Someday in this country healthcare will no longer be a privilege; it will be a right that seems just as natural born as the status quo does today. And someday a serious illness will no longer make you feel like you are somehow less of a human being — and that you should be thankful for whatever little you get.


  1. Thanks for writing this Franetta, we are so susceptible to internalizing the controlling and dehumanizing information coming at us from society. Maintenance all the time huh? Love always to hear from your searing intelligence and insights. karoline wileczek

  2. The civilized world looks at the U.S. in wonder and bemusement. The most powerful country in the history of the planet will not provide health care for its citizens.

    The U.S. has seen fit to engage in military adventures in Afghanistan and Iraq for the better part of a decade. When all is accounted for, these wars of choice will have cost many lives, damaged many more lives, families and communities, and have exhausted trillions of tax dollars.

    These misadventures have coincided with a deepening trend, begun about thirty years ago, of redistributing much of the nation's wealth from the lower and middle classes up. It is as if a nostalgia for the 1930s gripped the decision-makers in the three branches of government. They have about gotten their wish.

    The drumbeat started even before the Reagan presidency and the message was repeated and eventually found its way into policy: government agencies charged with overseeing the public's welfare are incompetent and should be dismantled. By shifting funding away from the institutions that were designed to "level the playing field" and to protect the small and weak from the excesses of the large and powerful, the message became a self-fulfilling prophecy. Of course the FDA is incapable of keeping food safe and inadequately tested drugs off the market. Its back was broken and its teeth extracted long ago. Substitute the FTC, EPA and/or any number of other amalgams of alphabet and the pattern is the same.

    Somehow, many U.S. citizens have been induced to swallow all of this, along with the message that health care is best left in the hands of profit-making entities. Among the means that health insurance corporations use to increase profits is to make certain that as little care is provided to premium payers as possible. The handful of executives atop these corporations benefit handsomely while supposedly enhancing the portfolios of their stockholders. As a lifelong stock market investor, I am not convinced that is really what has happened. Rather, I see many CEOs and board chairs enriching themselves at the expense of anyone they can. They use legal means to the same ends that motivated Bernard Madoff.

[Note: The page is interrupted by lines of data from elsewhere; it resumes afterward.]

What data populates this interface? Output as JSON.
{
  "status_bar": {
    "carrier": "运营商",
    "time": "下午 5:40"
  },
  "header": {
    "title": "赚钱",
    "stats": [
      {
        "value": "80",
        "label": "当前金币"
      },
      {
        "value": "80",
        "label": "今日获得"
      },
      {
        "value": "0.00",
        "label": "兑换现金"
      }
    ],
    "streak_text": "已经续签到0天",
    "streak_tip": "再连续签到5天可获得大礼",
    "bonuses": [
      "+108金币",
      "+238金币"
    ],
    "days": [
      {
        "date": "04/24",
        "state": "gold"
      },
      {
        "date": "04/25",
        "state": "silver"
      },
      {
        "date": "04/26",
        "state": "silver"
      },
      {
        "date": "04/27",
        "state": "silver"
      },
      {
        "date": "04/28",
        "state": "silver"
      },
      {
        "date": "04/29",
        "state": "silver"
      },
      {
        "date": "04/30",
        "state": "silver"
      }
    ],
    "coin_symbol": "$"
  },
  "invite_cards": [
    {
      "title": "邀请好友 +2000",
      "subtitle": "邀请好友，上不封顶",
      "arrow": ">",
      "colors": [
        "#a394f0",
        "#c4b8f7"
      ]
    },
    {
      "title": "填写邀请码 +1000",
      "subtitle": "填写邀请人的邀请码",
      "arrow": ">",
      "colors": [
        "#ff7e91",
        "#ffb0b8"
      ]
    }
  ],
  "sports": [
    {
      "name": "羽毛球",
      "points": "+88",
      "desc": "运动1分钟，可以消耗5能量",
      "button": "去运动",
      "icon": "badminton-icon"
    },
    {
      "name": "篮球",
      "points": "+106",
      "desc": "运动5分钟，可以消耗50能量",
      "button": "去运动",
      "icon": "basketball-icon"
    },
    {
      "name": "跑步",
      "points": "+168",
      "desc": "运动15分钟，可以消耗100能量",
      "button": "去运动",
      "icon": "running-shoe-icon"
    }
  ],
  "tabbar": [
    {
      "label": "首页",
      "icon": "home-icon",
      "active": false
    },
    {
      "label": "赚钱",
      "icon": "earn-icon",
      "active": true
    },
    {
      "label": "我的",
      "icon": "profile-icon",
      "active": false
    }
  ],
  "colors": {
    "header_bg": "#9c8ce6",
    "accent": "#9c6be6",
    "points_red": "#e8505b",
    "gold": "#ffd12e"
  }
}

    Meanwhile, the U.S. expends more than 1.5 times as much of its GDP as does England on health care and 1/16th of its people are without coverage. Many more live in fear of losing theirs. When pundits of the right proclaim that many of these 45 million or so choose to go without, it rings about as true as saying that people who choose to dine from dumpsters do so by choice, not necessity.

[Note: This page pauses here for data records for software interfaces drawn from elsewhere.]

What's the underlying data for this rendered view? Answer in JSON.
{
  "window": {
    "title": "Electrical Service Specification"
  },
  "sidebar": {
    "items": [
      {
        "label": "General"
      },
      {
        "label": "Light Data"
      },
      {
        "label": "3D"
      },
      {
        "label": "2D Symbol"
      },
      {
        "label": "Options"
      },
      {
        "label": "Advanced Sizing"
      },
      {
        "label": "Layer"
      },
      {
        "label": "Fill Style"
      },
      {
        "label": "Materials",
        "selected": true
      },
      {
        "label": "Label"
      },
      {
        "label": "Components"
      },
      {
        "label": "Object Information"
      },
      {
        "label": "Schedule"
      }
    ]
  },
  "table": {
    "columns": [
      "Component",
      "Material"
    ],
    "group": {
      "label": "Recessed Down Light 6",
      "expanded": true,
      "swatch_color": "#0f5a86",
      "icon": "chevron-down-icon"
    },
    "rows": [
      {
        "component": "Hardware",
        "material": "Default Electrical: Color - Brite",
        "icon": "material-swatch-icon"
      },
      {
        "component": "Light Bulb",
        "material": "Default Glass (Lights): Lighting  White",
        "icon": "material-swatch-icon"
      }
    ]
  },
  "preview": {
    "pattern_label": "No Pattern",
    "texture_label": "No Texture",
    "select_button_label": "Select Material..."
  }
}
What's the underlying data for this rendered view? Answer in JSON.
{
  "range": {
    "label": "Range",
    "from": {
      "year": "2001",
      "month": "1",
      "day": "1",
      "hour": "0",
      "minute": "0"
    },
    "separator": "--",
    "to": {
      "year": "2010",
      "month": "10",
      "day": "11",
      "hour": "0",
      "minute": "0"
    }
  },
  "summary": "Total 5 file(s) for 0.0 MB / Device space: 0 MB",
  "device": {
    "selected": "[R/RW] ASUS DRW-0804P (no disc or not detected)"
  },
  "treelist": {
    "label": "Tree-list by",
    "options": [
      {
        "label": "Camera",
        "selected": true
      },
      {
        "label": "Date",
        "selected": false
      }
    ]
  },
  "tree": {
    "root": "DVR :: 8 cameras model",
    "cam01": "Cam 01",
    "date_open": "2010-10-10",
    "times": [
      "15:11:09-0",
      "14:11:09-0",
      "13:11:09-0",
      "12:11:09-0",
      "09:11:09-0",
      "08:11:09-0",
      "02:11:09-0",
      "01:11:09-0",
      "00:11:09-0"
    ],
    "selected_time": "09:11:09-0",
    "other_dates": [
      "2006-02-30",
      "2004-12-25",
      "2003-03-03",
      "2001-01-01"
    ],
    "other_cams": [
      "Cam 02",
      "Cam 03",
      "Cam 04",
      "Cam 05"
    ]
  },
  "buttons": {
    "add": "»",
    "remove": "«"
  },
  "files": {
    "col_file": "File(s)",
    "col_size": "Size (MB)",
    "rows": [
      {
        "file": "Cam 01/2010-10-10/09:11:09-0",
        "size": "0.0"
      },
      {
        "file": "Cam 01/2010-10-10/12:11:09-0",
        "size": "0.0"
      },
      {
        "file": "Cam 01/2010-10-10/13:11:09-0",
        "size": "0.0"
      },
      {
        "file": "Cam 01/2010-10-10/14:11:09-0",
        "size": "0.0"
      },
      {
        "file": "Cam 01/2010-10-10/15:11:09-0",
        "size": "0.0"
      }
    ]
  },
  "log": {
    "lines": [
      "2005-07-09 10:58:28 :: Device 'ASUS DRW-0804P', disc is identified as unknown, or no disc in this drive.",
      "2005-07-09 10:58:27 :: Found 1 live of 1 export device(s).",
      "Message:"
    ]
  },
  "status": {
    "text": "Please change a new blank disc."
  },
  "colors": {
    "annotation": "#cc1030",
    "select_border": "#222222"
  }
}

    I have, as usual, been long-winded. No one "deserves" to be kicked to the curb when taken ill. Illness is not a judgement upon the character of the afflicted, any more than good health is a sign of morality or the lack thereof for that matter.

    Rather, the casual rejection of those who have lost their livelihood and their resources due to illness reflects poorly on the judgement of a people who are willing to believe a big lie, repeated ad nauseum.

    Eventually, the pendulum of public sentiment will swing back from its long arc to the right. The problem for many is, it will be too late. No one deserves to be thrown away because time ran out.

    David P. Kozinski
    Wilmington, DE

  3. Someday in this country healthcare will no longer be a privilege; it will be a right that seems just as natural born as the status quo does today. Yes, When Pigs fly!

  4. The pigs have grown their training wings.